Movements are not about quick victory or loss. It is a continuous process of raising voice against injustice and an oppressive and dysfunctional system. If one studies the major movements all over the world, they are long-drawn and consists of waves and momentum in their popularity. To take an example, Mahatma Gandhi, back from South Africa, started the first campaign against British misrule in Champaran in 1917. India got independence in 1947. It took the nation 30 years of intense struggle and sacrifice of millions to gain independence from the British who at least had a nation to retreat. We are fighting an equally entrenched and probably more vicious system manned by people who do not even have the luxury of retreating into another nation. So, the struggle is going to be more intense.
I have been travelling and meeting people around the nation thisitself one more time and in larger force. The movementis not just what is visible on the roads or on TV screens year and I see the same, if not more, palpable anger and determination to transform the nation in the eyes and words of the common people. Though there is a definite feeling that the corrupt forces have outfoxed and outmanouvered the will of the nation, it seems temporary – till the will of the people asserts again . The movement is in the hearts and minds of people. What one saw on the streets of the nation is just the manifestation of that anger. And that manifestation will be visible again and again as the movement takes a decisive and more intense turn.
If you study the independence struggle, we would realise that there used to be large gaps between each agitation of Gandhiji. Sometimes 6 years, sometimes 8 and between the agitation in 1930 and the Quit India movement of 1942 – the gap was 12 years. And our movement had 3 agitations in less than a year. Between these agitations, there used to be lots of organizational structuring works as well as constructive activities like social and cultural transformations. So, there is a need to create a strong organization right down to villages and mohallas. Thus,we need to slow down and regroup.
The first phase of the movement is now over. The supporters and volunteers in this phase came on their own, without any organization or structure.
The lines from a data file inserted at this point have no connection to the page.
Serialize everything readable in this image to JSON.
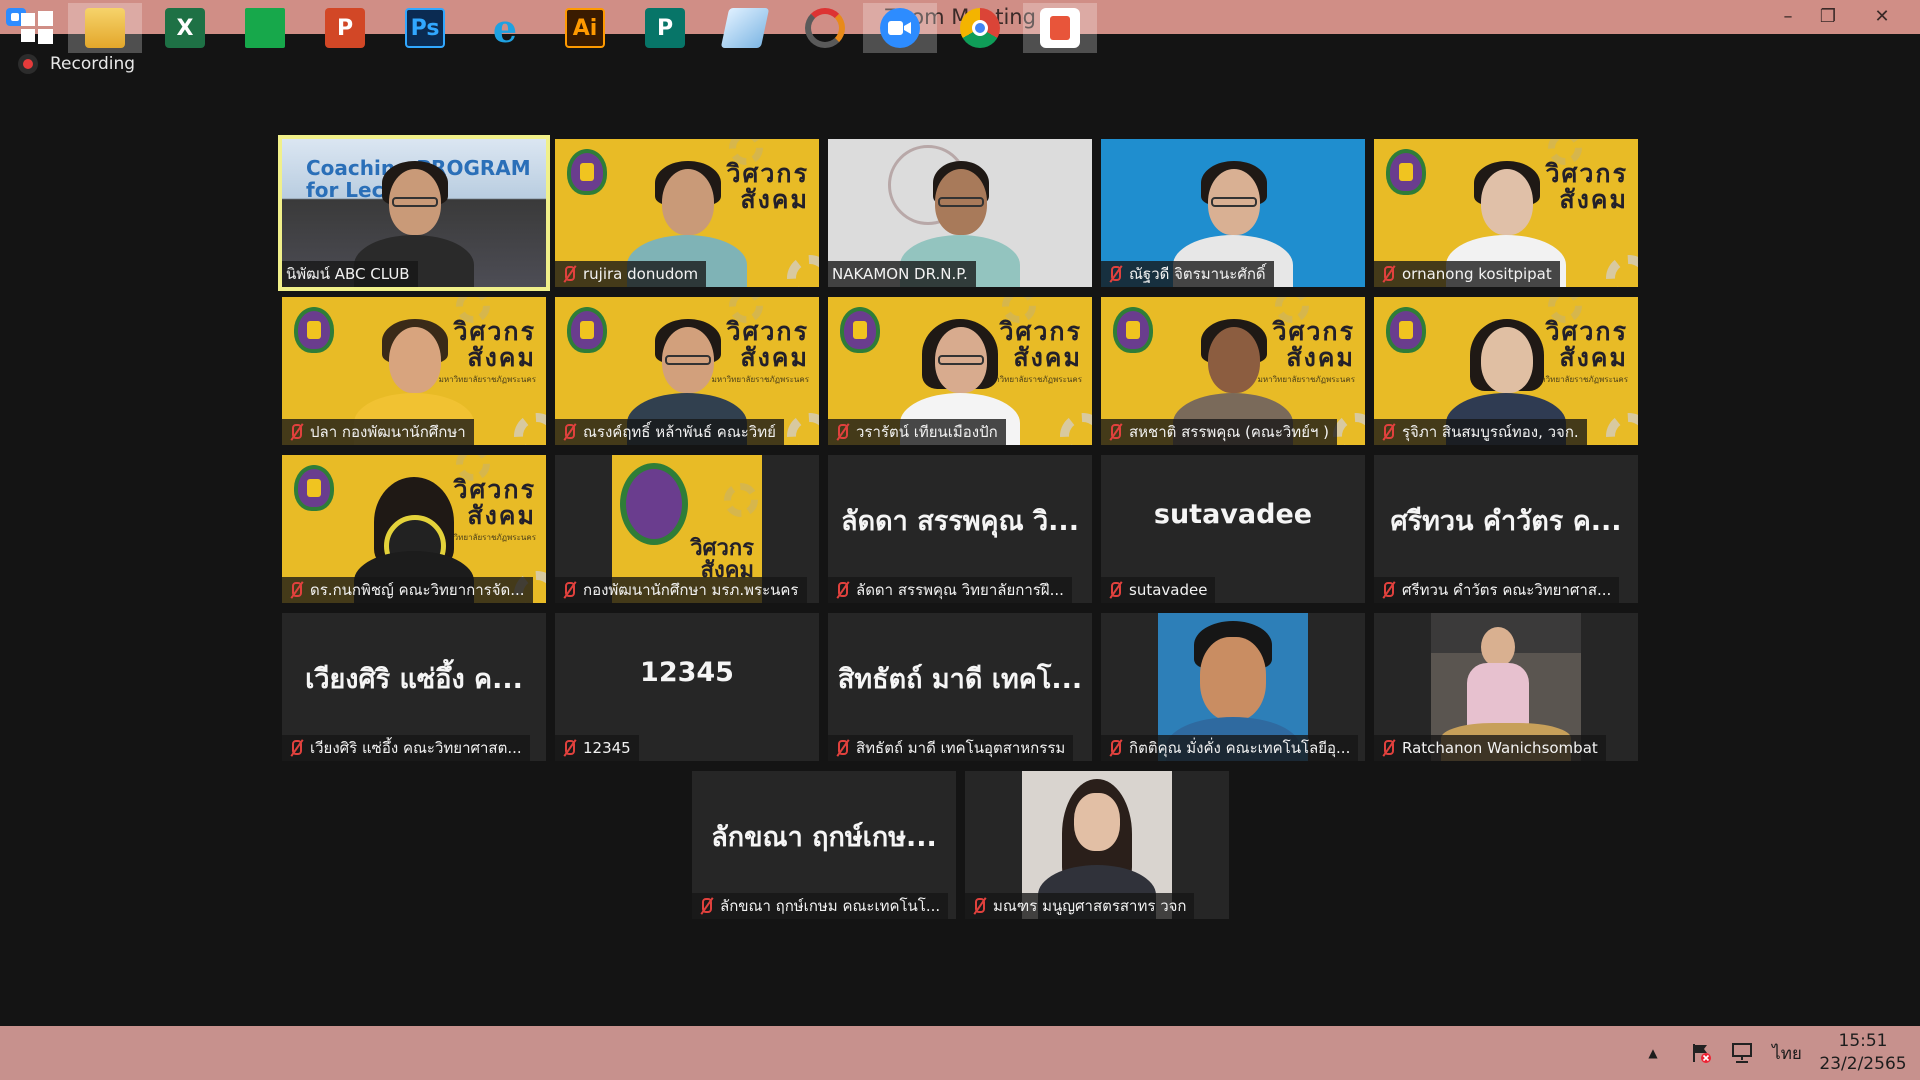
{
  "window": {
    "title": "Zoom Meeting",
    "minimize": "–",
    "restore": "❐",
    "close": "✕"
  },
  "recording": {
    "label": "Recording"
  },
  "participants": [
    {
      "name": "นิพัฒน์ ABC CLUB",
      "video_text": "Coaching PROGRAM for Lecturer"
    },
    {
      "name": "rujira donudom"
    },
    {
      "name": "NAKAMON DR.N.P."
    },
    {
      "name": "ณัฐวดี จิตรมานะศักดิ์"
    },
    {
      "name": "ornanong kositpipat"
    },
    {
      "name": "ปลา กองพัฒนานักศึกษา"
    },
    {
      "name": "ณรงค์ฤทธิ์ หล้าพันธ์ คณะวิทย์"
    },
    {
      "name": "วรารัตน์ เทียนเมืองปัก"
    },
    {
      "name": "สหชาติ สรรพคุณ (คณะวิทย์ฯ )"
    },
    {
      "name": "รุจิภา สินสมบูรณ์ทอง, วจก."
    },
    {
      "name": "ดร.กนกพิชญ์ คณะวิทยาการจัด..."
    },
    {
      "name": "กองพัฒนานักศึกษา มรภ.พระนคร"
    },
    {
      "name": "ลัดดา สรรพคุณ วิทยาลัยการฝึ...",
      "display": "ลัดดา สรรพคุณ วิ..."
    },
    {
      "name": "sutavadee",
      "display": "sutavadee"
    },
    {
      "name": "ศรีทวน คำวัตร คณะวิทยาศาส...",
      "display": "ศรีทวน คำวัตร ค..."
    },
    {
      "name": "เวียงศิริ แซ่อึ้ง คณะวิทยาศาสต...",
      "display": "เวียงศิริ แซ่อึ้ง ค..."
    },
    {
      "name": "12345",
      "display": "12345"
    },
    {
      "name": "สิทธัตถ์ มาดี เทคโนอุตสาหกรรม",
      "display": "สิทธัตถ์ มาดี เทคโ..."
    },
    {
      "name": "กิตติคุณ มั่งคั่ง คณะเทคโนโลยีอุ..."
    },
    {
      "name": "Ratchanon Wanichsombat"
    },
    {
      "name": "ลักขณา ฤกษ์เกษม คณะเทคโนโ...",
      "display": "ลักขณา ฤกษ์เกษ..."
    },
    {
      "name": "มณฑร มนูญศาสตรสาทร วจก"
    }
  ],
  "logo": {
    "line1": "วิศวกร",
    "line2": "สังคม",
    "sub": "มหาวิทยาลัยราชภัฏพระนคร"
  },
  "taskbar": {
    "apps": [
      {
        "icon": "windows-start-icon",
        "label": ""
      },
      {
        "icon": "file-explorer-icon",
        "label": ""
      },
      {
        "icon": "excel-icon",
        "label": "X"
      },
      {
        "icon": "store-icon",
        "label": ""
      },
      {
        "icon": "powerpoint-icon",
        "label": "P"
      },
      {
        "icon": "photoshop-icon",
        "label": "Ps"
      },
      {
        "icon": "internet-explorer-icon",
        "label": "e"
      },
      {
        "icon": "illustrator-icon",
        "label": "Ai"
      },
      {
        "icon": "publisher-icon",
        "label": "P"
      },
      {
        "icon": "notepad-icon",
        "label": ""
      },
      {
        "icon": "photoscape-icon",
        "label": ""
      },
      {
        "icon": "zoom-icon",
        "label": ""
      },
      {
        "icon": "chrome-icon",
        "label": ""
      },
      {
        "icon": "office-icon",
        "label": ""
      }
    ],
    "language": "ไทย",
    "time": "15:51",
    "date": "23/2/2565"
  }
}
The mood of the nation against corruption was built for the past five years, by Baba Ramdev’s constant reminders every day, by a proactive judiciary led by Sarosh Kapadia, vibrant, incessant and loud reporting by the media and of course, the in-your-face corruption by CWG, 2G and the Raja and Kalmadi gang. In this mood, once IAC came with a solution “Jan Lokpal”, the nation erupted in an unprecendent anti-corruption movement.
For the second phase, now we need to create
1. An organizational nation- wide structure. Surely not a heirarchical structure with posts, positions and perks, but an identification of the people who have been associated in the movement and who are capable.
2. Two way Communication between IAC decision makers and its supporters.
3. Constructive work for social reforms
The forces that want status quo will try its utmost. But over 90% of India want change. Status quo is not acceptable. India will assert its collective voice again and again, till it becomes not the largest democracy but the best.